Good news! The Red Lion restaurant made it through the great deluge of 2013.
“People don’t realize it, but we’re 50 feet above Boulder Creek,” owner Chris Mueller told me. As a result, the 50-year-old restaurant in Boulder Canyon is safe and dry. It was closed, however, for nearly a month because Boulder Canyon didn’t open until Oct. 7.
As for Boulder and CU, they’re standing tall but soggy. I spent a couple days driving around Boulder trying to size up just what happened after Mom Nature dumped 18 inches of rain on the city from Sept. 9-16.
It was a hell of a flood but not the flood Boulder had been expecting. Boulder has always assumed that “the big one” would be a “100-year” or worse flood on Boulder Creek. A “100-year” flood is a flood that has a 1 percent chance of happening in any given year. In a “100-year” flood Boulder Creek would flow at 11,500 cubic feet per second (cfs).
The peak flow during this year’s flood was 5,300 cfs, which is a “25-year” flood by Boulder Creek standards.
There was some flooding near the creek’s banks, but Pearl Street and downtown Boulder dodged the bullet.
The real flooding was caused by the small creeks. Gregory Gulch, Bear Creek in south Boulder and Four Mile Canyon Creek in north Boulder jumped their banks big time. Their flooding probably was up to the 100-year-flood level or more.
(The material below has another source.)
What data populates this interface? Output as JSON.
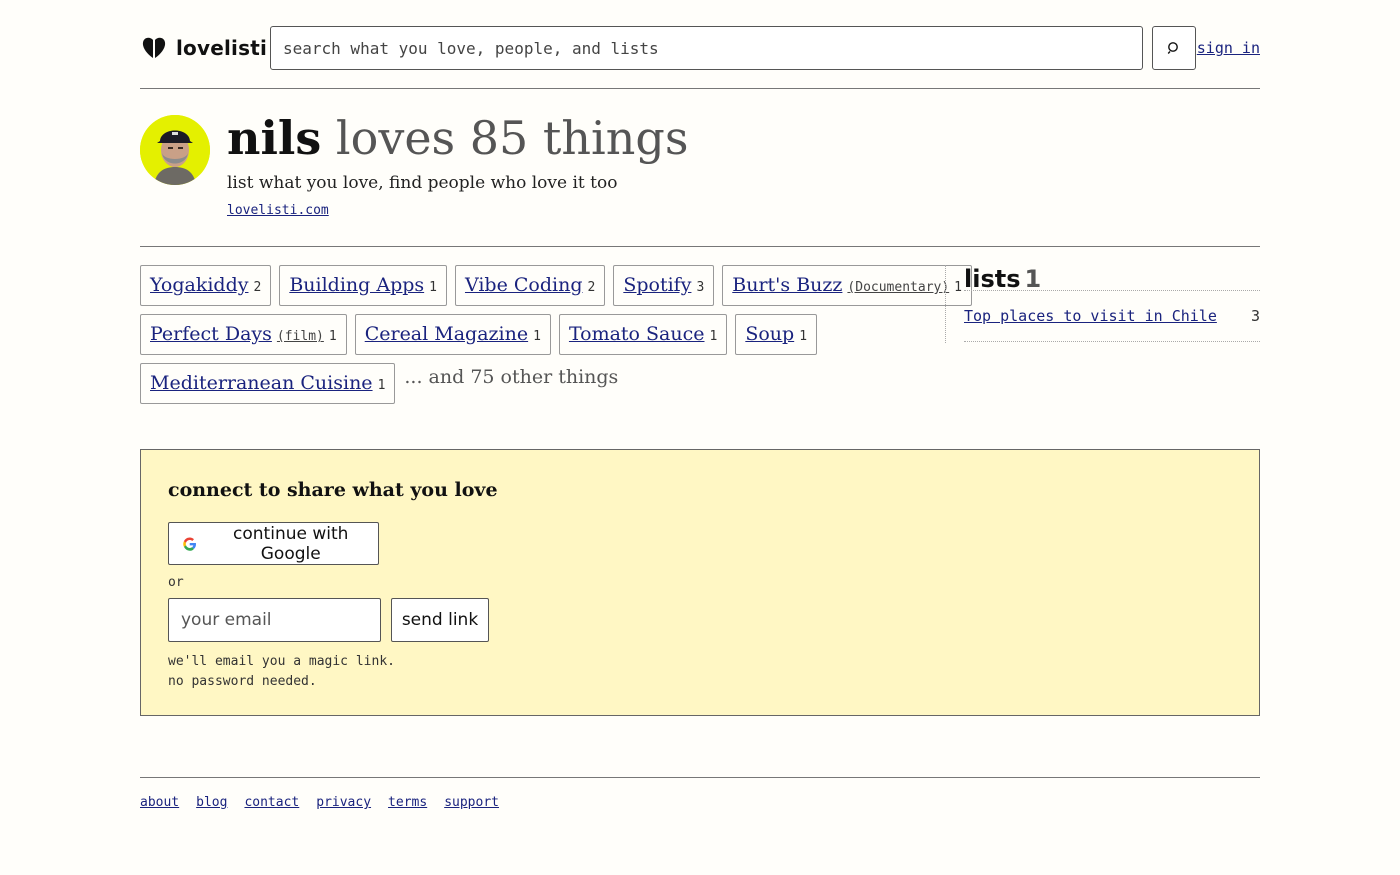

In addition, the pounding rain that soaked Boulder for hours cascaded down streets and into hundreds of homes, often in particularly obnoxious ways. Water got into the city’s sanitary sewers and flooded into homes from drains and toilets.
A guy living around 8th and College told me his toilet gushed for three hours and left 18 inches of water in his basement.
But the damage was hit and miss. I found CU-Boulder 2001 Nobel laureate Eric Cornell and his wife and daughters clearing sand off their sidewalk and parking strip. They were lucky. They live close to Gregory Gulch but hardly any water got in the house.
I only saw one building that was destroyed — an office building at 100 Arapahoe that housed Talmey-Drake Research & Strategy, a polling company founded by former CU student body president Paul Talmey (A&S’67, MBA’78). A landslide swept down Flagstaff and collapsed it.
As for CU. About 25 percent of campus buildings had minor flooding; almost everything was open for business in less than a week. Compared to the devastation in Jamestown and Lyons, Boulder and CU were incredibly lucky. This time.
Photography by Peter Burke